Segment Open
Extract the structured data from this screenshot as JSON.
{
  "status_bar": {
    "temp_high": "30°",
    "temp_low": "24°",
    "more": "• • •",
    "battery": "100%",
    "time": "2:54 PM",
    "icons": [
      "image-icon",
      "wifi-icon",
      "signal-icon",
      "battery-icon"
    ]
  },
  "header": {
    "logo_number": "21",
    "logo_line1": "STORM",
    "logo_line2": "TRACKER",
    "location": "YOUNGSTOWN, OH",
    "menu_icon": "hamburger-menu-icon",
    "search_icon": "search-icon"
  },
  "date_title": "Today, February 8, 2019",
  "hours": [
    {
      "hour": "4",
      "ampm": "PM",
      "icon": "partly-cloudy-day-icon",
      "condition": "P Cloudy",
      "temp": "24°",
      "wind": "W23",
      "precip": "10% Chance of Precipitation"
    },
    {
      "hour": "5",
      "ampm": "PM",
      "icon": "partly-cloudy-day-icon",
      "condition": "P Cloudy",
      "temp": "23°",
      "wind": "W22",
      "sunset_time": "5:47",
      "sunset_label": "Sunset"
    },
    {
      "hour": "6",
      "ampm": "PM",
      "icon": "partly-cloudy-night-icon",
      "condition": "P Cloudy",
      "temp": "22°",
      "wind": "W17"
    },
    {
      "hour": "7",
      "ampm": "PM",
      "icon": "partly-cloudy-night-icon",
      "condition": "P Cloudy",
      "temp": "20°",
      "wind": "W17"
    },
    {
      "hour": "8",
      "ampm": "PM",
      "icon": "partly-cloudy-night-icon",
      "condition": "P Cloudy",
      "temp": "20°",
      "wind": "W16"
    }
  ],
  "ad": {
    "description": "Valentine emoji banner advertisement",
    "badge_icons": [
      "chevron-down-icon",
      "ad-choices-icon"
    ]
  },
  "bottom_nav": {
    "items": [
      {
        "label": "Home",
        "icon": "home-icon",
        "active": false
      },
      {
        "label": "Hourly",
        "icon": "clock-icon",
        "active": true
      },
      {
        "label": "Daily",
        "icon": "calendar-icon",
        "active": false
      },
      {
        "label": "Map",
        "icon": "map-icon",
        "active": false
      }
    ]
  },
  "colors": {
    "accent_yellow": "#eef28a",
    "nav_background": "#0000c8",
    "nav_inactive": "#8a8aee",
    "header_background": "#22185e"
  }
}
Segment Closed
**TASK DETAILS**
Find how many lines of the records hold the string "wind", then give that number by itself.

**SOLUTION TO THIS PROBLEM**
5